§ YOUR ASSIGNMENT
Scan the entries for the word "Camera" and report how many lines contain it, as a number with no other words.

GIVEN ENTRIES START

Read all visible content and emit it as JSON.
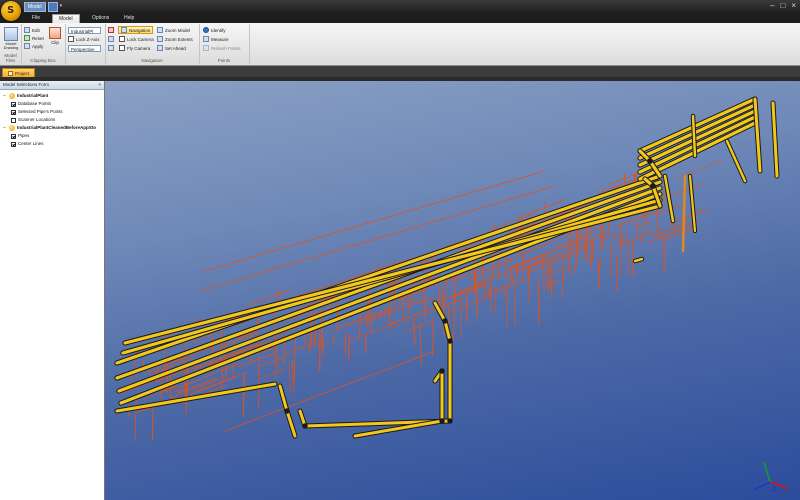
{
  "titlebar": {
    "qat_item": "Model",
    "window_controls": [
      "–",
      "□",
      "×"
    ]
  },
  "tabs": [
    {
      "label": "File",
      "active": false
    },
    {
      "label": "Model",
      "active": true
    },
    {
      "label": "Options",
      "active": false
    },
    {
      "label": "Help",
      "active": false
    }
  ],
  "ribbon": {
    "model_group": {
      "button": "Model Drawing",
      "label": "Model Files"
    },
    "clipping_group": {
      "label": "Clipping Box",
      "edit": "Edit",
      "reset": "Reset",
      "apply": "Apply",
      "clip": "Clip"
    },
    "view_group": {
      "combo_model": "IndustrialPl",
      "lock_z": "Lock Z-Axis",
      "combo_perspective": "Perspective"
    },
    "navigation_group": {
      "label": "Navigation",
      "navigation": "Navigation",
      "lock_camera": "Lock Camera",
      "fly_camera": "Fly Camera",
      "zoom_model": "Zoom Model",
      "zoom_extents": "Zoom Extents",
      "set_ahead": "Set Ahead"
    },
    "points_group": {
      "label": "Points",
      "identify": "Identify",
      "measure": "Measure",
      "refresh_points": "Refresh Points"
    }
  },
  "document_tab": "Project",
  "panel": {
    "title": "Model Selections Form",
    "close": "×",
    "tree": [
      {
        "label": "IndustrialPlant",
        "level": 0,
        "type": "db",
        "checked": true
      },
      {
        "label": "Database Points",
        "level": 1,
        "type": "check",
        "checked": true
      },
      {
        "label": "Selected Pipe's Points",
        "level": 1,
        "type": "check",
        "checked": true
      },
      {
        "label": "Scanner Locations",
        "level": 1,
        "type": "check",
        "checked": false
      },
      {
        "label": "IndustrialPlantCleanedBeforeAppSto",
        "level": 0,
        "type": "db",
        "checked": true
      },
      {
        "label": "Pipes",
        "level": 1,
        "type": "check",
        "checked": true
      },
      {
        "label": "Center Lines",
        "level": 1,
        "type": "check",
        "checked": true
      }
    ]
  },
  "viewport": {
    "pipe_color": "#f2c81d",
    "pipe_outline": "#1a1a1a",
    "point_color": "#e0521d",
    "axis_x_color": "#d11",
    "axis_y_color": "#1a9a2a",
    "axis_z_color": "#2233cc"
  }
}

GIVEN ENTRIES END

§ FINAL ANSWER
2